This is my first time posting on this forum, I realised this could be useful since this is an awesome design community.
I have a group project in which I have to design a symbol for a campaign.
Campaign chosen: Legalization of Cannabis
RATIONALE FOR SECOND SYMBOL:
The half leaf that is further derived from the original marijuana symbol as to be detached from the stigma, represents that there is another side to Cannabis - the medicinal side. And this is denoted by the simplified chemical compound of Cannabis on the other side of the half leaf.
RATIONALE FOR THIRD SYMBOL:
"our symbol to appear as though it is radiating, like rays of sunlight. This gives a sense of hope, paired with the molecule denoting science is here to help."
**Which one do you guys prefer? And thanks heaps for taking the team to read..**
- 3rd is to busy and confusing
- 1st is degraded by stigma associated with entrenched view of marijuana criminalisation
2 draws u in to value before questioning pre conceived judgement
2 strongly focuses on positives first
- if it was for my company i would ask u to rework the 2nd idea to bring the two symbols together to show unity, could confuse idea though
I see you've given us a rationale for the last two symbols, but not the first; yet it has some curious origami-like styling that I'd be interested to know more about. Why did you create the symbol in this fashion?
I'd also like to learn what audience this campaign is aimed at, and how you're addressing their interests and needs through that. I find it interesting that you're concerned about the stigma associated with illegal cannabis use, yet that stigma could be attached to the organisation name as much as it attaches to the image.
As for my feedback, I feel you could push the concept of the alternative use of cannabis further, so far the visual aspect of that is explained quite basically. I think you're on an interesting path using the chemical structure of the drug. I also wonder what would happen if you considered the people side of things? That's what's going to overcome stigmas after all.
1) The first one was an experiment by my group member.
2) The audience of this campaign is aimed at existing people for the legalization of medicinal cannabis, there will be **two phases**:
Inform the public that are for legalization the benefits of medical cannabis - from a little survey we did majority were for **however** that was based on general knowledge not in depth - this phase will help inform them so when they get into discussion about legalization - they have solid reasoning - also 84% trust comes from reccommendations that friends and family have made
Social mobilisation - empower the people to raise their voice, using the comparison tool, have two images, one of someone in pain and the other not with text saying something like "medicinal cannabis can help" or "would you want your grandma to suffer"

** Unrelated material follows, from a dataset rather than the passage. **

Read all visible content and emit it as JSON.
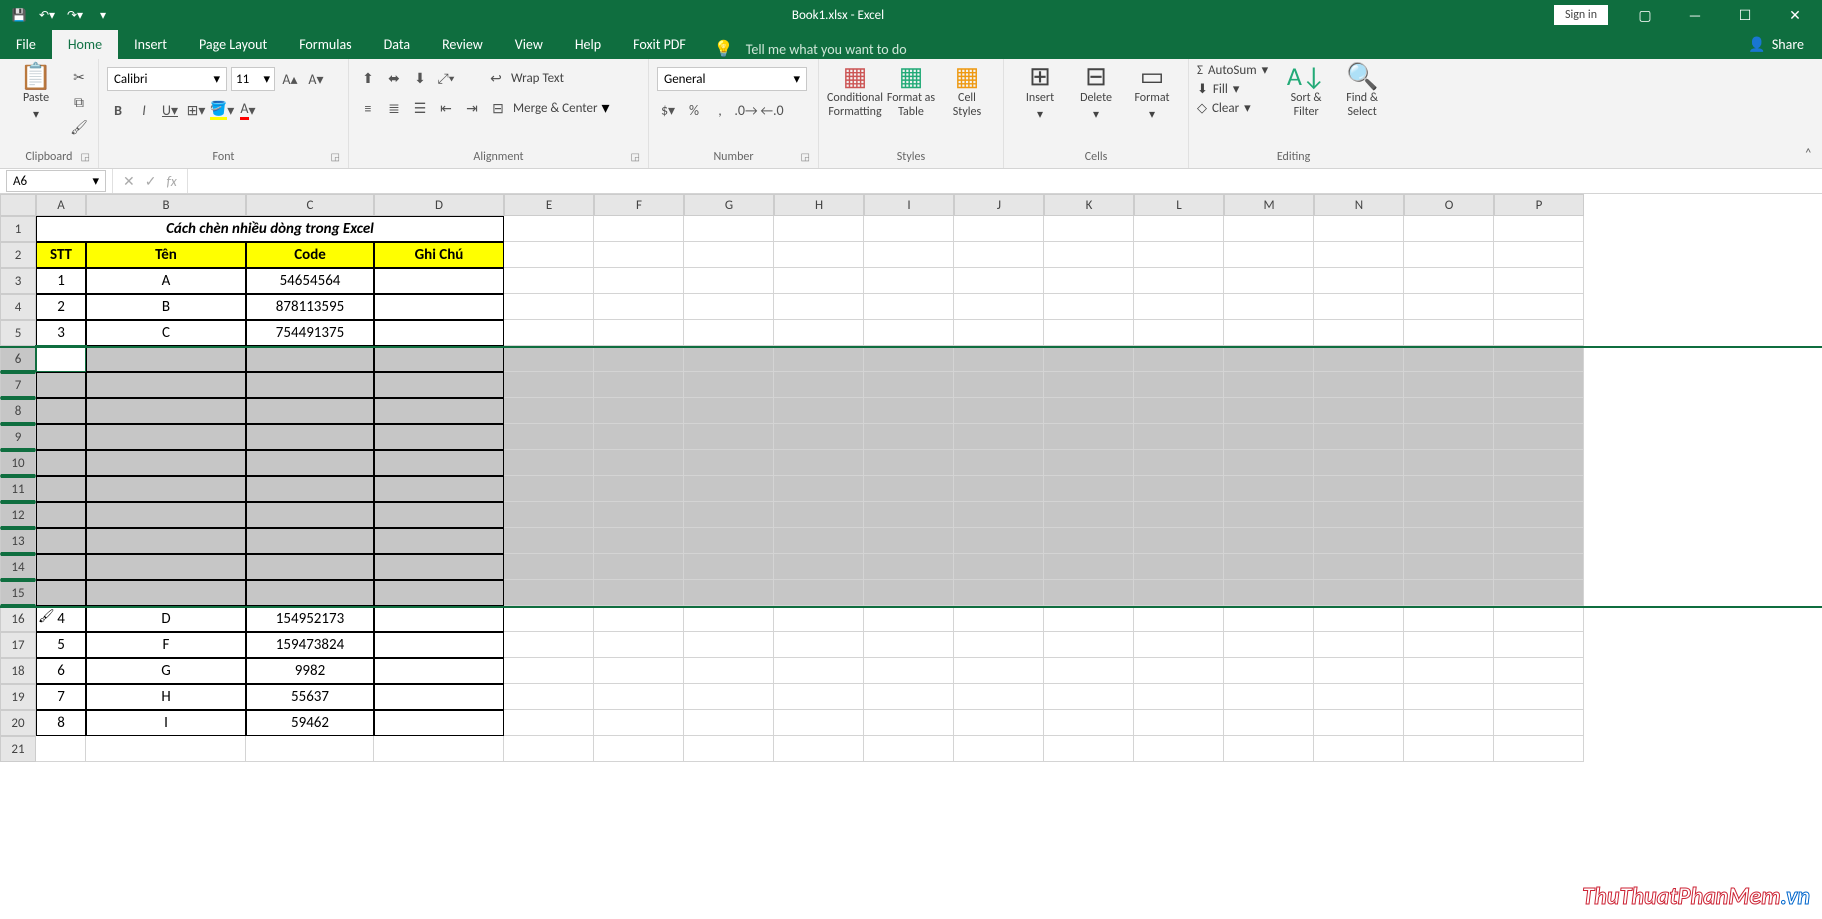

3) We tried to minimalize the stigma by choosing the word 'cannabis' and not 'marijuana' this isn't going to neutralize it but its a start
Ok - so if your audience is the general public who you say is generally for your position but under educated, how do you think you need to approach them?
I quite like where the second logo is heading, but my concern is that it's quite stable and conservative - it uses a more corporate visual language, which may not be the message you need to convey. You may want to go down this path if the organisation is setting itself up as a health advisor and advocate like the heart foundation (http://www.heartfoundation.org.au/Pages/default.aspx) but I still think it'd be worthwhile considering how you 'humanise' the logo.
Alternatively look at social campaigns (which I think is where your communication strategy really lies) like recognise (http://www.recognise.org.au/) and marriage equality (http://www.australianmarriageequality.org/) to see how they approach similar communication problems. Incidently I think the marriage equality logo is weak, but they're strengthening it visually and meaningfully by repeating the heart motif in their campaign imagery. Your first logo is probably most successful at this strategy, but if I saw it sight unseen I'd think it was a service provider, rather than an agent for legislative change.
I also got feedback from the lecturers - they said something along the lines of what you said **Cheli** - it looks like a government official logo, but it could be advantageous as this could build trust between the audience.
Our lecturer also was reminded of a swan like you said **Zack**